MONTHLY ARCHIVES: February 2009
As you know by now Ridgecrest Summer Camps has taken a step forward in partnering with you the parent as you invest in your children, point them to Jesus, and love them as they grow up in a difficult time. “This generation of parents is the first to face the challenge of helping our children make the most of their virtual space while keeping them safe in it. If you’re still getting your footing in virtual parenting, don’t worry. InternetSafety.com has the following tips to help ensure that your child’s online experience remains positive.” We don’t claim to have all the answers here at Ridgecrest Summer Camps, but we do want to help point you to some of the knowledgeable professionals regarding these touchy issues. Here are some suggestions as you protect your family online…

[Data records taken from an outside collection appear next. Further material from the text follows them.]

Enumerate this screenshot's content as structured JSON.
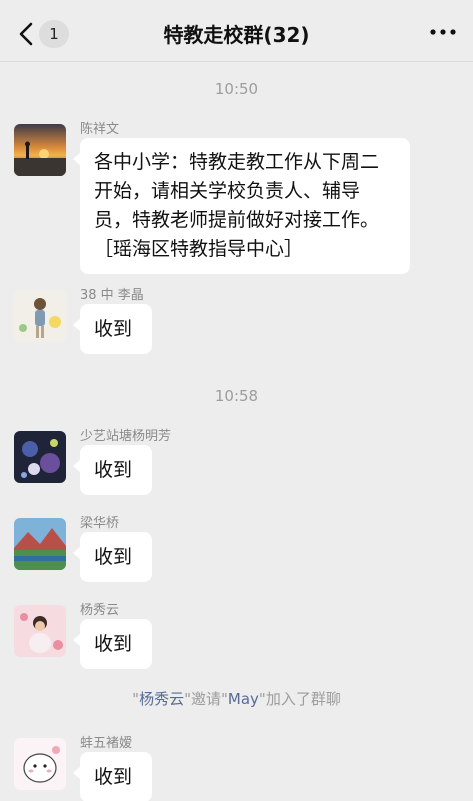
{
  "header": {
    "back_icon": "chevron-left-icon",
    "unread_count": "1",
    "title": "特教走校群(32)",
    "more_icon": "more-horizontal-icon"
  },
  "timestamps": [
    "10:50",
    "10:58"
  ],
  "messages": [
    {
      "sender": "陈祥文",
      "text": "各中小学：特教走教工作从下周二开始，请相关学校负责人、辅导员，特教老师提前做好对接工作。［瑶海区特教指导中心］"
    },
    {
      "sender": "38 中 李晶",
      "text": "收到"
    },
    {
      "sender": "少艺站塘杨明芳",
      "text": "收到"
    },
    {
      "sender": "梁华桥",
      "text": "收到"
    },
    {
      "sender": "杨秀云",
      "text": "收到"
    },
    {
      "sender": "蚌五褚嫒",
      "text": "收到"
    }
  ],
  "system_notice": {
    "q1": "\"",
    "inviter": "杨秀云",
    "q2": "\"",
    "verb": "邀请",
    "q3": "\"",
    "invitee": "May",
    "q4": "\"",
    "tail": "加入了群聊"
  },
  "colors": {
    "background": "#ededed",
    "bubble": "#ffffff",
    "link": "#576b95",
    "timestamp": "#9d9d9d"
  }
}
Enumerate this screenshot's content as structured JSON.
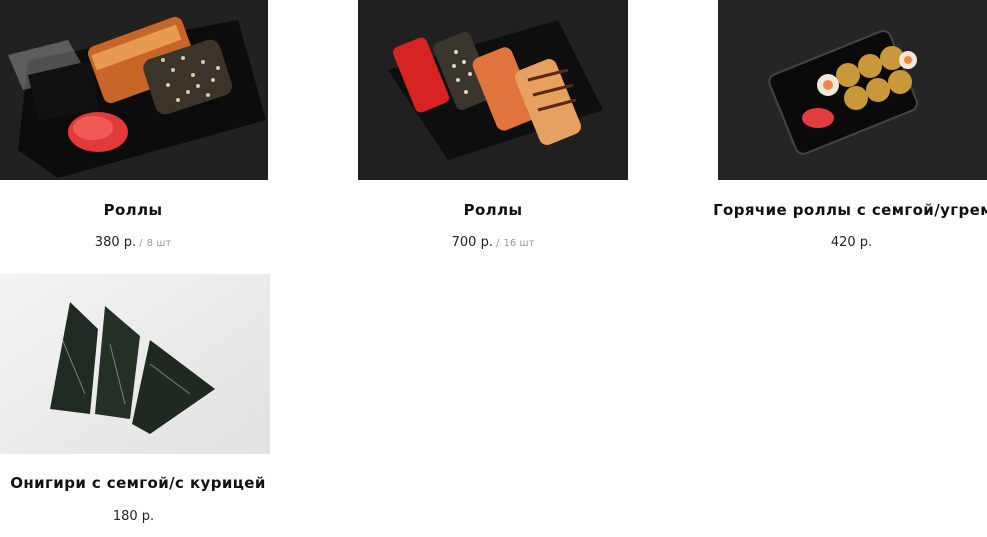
{
  "products": [
    {
      "image": "rolls-set-box-photo",
      "title": "Роллы",
      "price": "380 р.",
      "quantity_sep": "/",
      "quantity": "8 шт"
    },
    {
      "image": "rolls-assorted-box-photo",
      "title": "Роллы",
      "price": "700 р.",
      "quantity_sep": "/",
      "quantity": "16 шт"
    },
    {
      "image": "hot-rolls-box-photo",
      "title": "Горячие роллы с семгой/угрем",
      "price": "420 р.",
      "quantity_sep": "",
      "quantity": ""
    },
    {
      "image": "onigiri-photo",
      "title": "Онигири с семгой/с курицей",
      "price": "180 р.",
      "quantity_sep": "",
      "quantity": ""
    }
  ]
}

1. Become a net-savvy parent
The best safeguard against online dangers is being informed. Jump in and learn the basics of the Internet—read articles, take a class, and talk to other parents. A good place to start is www.websitebuilders.com. You don’t have to be an expert to have a handle on your child’s online world.
2. “Chat” with your kids
Develop an open dialogue so that you can talk with your kids about the benefits and dangers of the Internet. Cultivate an interest in their online activities—their favorite Web sites, online games, and interests. And don’t be afraid to ask your children who they are talking to online and what they are talking about.
3. Agree on a game plan
Use the InternetSafety.com Gameplan™ to formally agree on your family’s guidelines for using the Internet. Post them near the family computer as a reminder. Ensure that your kids know to never share personal information on the Internet and that they should tell you about any online activity or contact that makes them uncomfortable.
4. Protect your computer
Take advantage of the software that exists to help parents manage their children’s computer experience. In only a few minutes, parental control software like Safe Eyes can block inappropriate websites, restrict the amount of time that your kids use the Internet and monitor their Instant Messenger chats to protect against predators.
5. Explore the Internet as a family
With a game plan and a protected computer, you can now encourage your family to take advantage of all that the Internet has to offer. Take a genuine interest in what your kids are doing and stay engaged with them online.